═════ Source data

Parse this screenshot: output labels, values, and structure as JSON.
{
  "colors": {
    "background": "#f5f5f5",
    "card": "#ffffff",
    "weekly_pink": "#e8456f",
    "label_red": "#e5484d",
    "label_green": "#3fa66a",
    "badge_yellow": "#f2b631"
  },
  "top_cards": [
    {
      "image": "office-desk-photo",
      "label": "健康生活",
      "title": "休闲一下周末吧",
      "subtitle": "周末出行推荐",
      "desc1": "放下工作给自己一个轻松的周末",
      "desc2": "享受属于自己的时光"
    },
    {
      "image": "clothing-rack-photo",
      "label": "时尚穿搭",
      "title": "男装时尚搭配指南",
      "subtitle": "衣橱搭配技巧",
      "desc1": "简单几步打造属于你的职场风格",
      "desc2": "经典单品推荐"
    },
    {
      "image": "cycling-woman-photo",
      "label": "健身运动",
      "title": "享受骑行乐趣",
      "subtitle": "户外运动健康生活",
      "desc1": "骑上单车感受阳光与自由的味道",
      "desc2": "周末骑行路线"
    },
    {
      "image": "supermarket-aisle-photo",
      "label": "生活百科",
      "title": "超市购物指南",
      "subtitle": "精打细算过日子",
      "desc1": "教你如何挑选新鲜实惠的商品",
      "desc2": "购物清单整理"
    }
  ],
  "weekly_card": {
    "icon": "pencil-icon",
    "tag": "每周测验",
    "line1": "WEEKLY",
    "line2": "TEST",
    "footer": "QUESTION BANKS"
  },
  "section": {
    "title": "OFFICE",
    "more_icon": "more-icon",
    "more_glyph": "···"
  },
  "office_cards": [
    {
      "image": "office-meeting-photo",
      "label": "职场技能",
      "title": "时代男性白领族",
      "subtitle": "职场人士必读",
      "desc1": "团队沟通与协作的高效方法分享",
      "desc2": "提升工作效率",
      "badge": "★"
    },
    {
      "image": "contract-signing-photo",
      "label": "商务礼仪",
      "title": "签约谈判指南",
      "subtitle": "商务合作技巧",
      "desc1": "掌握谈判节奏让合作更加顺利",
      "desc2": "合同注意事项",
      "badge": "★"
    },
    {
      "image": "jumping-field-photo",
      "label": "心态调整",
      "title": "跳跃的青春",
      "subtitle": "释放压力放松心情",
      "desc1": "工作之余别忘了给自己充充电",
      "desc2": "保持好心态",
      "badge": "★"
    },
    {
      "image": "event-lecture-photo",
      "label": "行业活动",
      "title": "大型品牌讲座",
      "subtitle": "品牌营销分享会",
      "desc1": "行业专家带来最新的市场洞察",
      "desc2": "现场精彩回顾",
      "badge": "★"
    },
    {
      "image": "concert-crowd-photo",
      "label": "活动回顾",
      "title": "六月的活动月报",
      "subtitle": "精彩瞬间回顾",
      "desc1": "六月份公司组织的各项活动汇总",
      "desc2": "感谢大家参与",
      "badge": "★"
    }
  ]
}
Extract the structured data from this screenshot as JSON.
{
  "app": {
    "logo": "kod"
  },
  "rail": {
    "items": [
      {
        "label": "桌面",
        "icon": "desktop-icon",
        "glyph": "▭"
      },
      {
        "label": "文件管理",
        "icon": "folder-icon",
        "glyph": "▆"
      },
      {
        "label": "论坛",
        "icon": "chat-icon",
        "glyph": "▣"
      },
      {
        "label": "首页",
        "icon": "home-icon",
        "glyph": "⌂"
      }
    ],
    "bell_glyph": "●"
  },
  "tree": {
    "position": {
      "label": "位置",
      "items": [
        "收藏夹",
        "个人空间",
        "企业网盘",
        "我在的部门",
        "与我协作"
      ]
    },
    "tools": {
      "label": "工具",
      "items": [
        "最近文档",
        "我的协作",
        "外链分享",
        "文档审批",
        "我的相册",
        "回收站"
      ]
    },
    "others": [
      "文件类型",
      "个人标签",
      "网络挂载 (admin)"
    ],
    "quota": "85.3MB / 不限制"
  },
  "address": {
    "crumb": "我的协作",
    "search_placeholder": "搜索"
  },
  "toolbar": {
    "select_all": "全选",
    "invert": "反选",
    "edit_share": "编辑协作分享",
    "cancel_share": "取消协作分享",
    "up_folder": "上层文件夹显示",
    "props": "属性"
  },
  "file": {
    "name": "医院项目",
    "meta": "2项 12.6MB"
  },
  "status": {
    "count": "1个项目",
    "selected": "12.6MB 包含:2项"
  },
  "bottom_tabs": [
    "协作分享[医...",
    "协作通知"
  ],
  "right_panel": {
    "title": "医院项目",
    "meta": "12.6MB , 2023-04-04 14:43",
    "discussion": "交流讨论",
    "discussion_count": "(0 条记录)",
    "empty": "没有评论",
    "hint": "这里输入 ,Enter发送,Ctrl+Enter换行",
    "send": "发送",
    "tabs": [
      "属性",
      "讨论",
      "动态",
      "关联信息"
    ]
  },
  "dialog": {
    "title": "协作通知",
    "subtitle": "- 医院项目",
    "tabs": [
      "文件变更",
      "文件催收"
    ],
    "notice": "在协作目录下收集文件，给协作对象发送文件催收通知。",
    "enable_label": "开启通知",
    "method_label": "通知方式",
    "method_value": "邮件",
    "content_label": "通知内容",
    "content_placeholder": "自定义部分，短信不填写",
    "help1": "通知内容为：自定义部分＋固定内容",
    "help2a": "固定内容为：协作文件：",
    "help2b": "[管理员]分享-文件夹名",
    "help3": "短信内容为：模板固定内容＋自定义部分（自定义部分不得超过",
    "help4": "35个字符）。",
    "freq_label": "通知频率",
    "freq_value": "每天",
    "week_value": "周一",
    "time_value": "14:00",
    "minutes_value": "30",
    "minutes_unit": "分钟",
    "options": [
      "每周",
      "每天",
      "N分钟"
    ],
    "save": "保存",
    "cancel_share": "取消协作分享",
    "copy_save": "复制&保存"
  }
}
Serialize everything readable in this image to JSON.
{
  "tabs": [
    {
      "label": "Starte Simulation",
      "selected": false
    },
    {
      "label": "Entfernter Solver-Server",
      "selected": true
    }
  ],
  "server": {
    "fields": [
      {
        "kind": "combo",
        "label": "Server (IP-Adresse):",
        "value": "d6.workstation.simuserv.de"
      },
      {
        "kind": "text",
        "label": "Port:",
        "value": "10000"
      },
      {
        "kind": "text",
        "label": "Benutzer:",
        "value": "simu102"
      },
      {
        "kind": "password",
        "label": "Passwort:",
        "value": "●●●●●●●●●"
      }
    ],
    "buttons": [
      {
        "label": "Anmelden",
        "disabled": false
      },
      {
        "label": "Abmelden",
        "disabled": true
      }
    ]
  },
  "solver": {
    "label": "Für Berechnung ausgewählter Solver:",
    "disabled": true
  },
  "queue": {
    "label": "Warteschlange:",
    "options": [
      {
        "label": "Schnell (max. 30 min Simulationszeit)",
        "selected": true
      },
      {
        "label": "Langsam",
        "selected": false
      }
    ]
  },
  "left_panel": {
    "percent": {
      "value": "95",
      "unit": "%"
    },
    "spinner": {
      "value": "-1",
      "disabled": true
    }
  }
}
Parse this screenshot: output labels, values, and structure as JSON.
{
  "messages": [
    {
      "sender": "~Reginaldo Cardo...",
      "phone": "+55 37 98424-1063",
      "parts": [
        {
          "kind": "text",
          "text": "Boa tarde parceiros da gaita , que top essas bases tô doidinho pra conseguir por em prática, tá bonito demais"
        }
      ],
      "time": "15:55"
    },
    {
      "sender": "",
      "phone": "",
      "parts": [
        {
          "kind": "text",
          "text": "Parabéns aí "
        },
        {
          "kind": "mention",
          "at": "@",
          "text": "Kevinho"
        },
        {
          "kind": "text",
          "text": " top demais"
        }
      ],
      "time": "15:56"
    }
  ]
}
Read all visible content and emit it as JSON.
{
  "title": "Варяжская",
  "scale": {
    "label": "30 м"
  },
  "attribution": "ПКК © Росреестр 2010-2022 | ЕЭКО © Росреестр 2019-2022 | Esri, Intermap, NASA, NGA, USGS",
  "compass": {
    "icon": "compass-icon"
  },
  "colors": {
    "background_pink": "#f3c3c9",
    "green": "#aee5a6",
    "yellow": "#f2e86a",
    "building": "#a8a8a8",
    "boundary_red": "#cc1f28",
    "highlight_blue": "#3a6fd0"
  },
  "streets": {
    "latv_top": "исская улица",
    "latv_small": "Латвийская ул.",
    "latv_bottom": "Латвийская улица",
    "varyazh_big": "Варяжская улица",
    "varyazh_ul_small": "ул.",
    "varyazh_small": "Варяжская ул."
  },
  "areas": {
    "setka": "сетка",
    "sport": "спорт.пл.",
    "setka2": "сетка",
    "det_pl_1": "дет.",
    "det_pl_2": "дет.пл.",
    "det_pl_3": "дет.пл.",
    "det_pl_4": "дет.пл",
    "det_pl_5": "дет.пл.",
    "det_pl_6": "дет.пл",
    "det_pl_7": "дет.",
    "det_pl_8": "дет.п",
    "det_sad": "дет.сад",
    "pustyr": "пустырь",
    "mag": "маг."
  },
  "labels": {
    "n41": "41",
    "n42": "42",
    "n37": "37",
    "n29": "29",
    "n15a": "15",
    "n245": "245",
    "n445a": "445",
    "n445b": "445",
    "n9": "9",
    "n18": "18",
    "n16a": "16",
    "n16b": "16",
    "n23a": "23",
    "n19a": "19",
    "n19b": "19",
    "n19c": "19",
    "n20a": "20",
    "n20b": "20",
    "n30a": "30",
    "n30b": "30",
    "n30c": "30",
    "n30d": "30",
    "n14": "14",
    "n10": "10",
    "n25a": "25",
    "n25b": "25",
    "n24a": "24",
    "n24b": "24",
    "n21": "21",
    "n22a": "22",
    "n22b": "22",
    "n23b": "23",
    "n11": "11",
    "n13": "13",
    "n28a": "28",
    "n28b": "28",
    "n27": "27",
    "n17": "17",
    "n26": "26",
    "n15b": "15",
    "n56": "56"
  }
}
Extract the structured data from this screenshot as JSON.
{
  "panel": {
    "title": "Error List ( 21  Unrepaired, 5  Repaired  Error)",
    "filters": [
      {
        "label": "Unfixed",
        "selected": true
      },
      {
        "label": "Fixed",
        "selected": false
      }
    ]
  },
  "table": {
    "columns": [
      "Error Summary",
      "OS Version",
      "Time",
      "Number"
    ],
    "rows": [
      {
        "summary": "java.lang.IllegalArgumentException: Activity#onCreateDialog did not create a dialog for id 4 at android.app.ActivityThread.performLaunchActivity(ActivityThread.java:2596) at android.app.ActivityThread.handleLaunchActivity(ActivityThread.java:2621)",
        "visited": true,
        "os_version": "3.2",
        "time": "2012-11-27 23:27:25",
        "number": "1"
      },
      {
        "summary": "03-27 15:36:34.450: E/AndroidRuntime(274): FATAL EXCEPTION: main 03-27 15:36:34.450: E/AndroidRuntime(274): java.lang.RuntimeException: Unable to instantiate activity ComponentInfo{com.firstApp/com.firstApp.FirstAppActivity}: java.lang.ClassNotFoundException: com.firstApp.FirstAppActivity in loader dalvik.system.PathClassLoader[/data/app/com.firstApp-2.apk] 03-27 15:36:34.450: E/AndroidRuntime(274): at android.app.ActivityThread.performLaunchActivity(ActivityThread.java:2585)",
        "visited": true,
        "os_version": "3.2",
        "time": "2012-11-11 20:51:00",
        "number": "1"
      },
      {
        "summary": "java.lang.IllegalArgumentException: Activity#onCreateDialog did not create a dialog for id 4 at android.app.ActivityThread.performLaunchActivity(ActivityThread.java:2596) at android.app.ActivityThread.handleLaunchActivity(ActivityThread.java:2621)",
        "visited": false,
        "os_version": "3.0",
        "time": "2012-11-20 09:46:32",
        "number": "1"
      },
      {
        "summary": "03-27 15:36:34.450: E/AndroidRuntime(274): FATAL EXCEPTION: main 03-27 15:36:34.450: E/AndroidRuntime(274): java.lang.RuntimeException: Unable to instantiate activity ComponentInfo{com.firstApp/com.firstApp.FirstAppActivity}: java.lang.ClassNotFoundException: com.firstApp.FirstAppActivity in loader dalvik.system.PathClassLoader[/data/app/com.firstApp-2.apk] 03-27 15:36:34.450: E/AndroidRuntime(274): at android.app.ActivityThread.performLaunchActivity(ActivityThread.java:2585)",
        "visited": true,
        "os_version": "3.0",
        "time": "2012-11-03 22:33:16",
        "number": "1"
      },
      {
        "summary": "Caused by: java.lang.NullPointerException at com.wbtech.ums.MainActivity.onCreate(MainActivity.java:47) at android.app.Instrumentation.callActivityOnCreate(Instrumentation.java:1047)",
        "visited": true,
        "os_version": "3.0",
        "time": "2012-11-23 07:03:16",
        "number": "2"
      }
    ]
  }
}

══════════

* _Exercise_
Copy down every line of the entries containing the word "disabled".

* _Exercise solution_
        "disabled": false
        "disabled": true
    "disabled": true
      "disabled": true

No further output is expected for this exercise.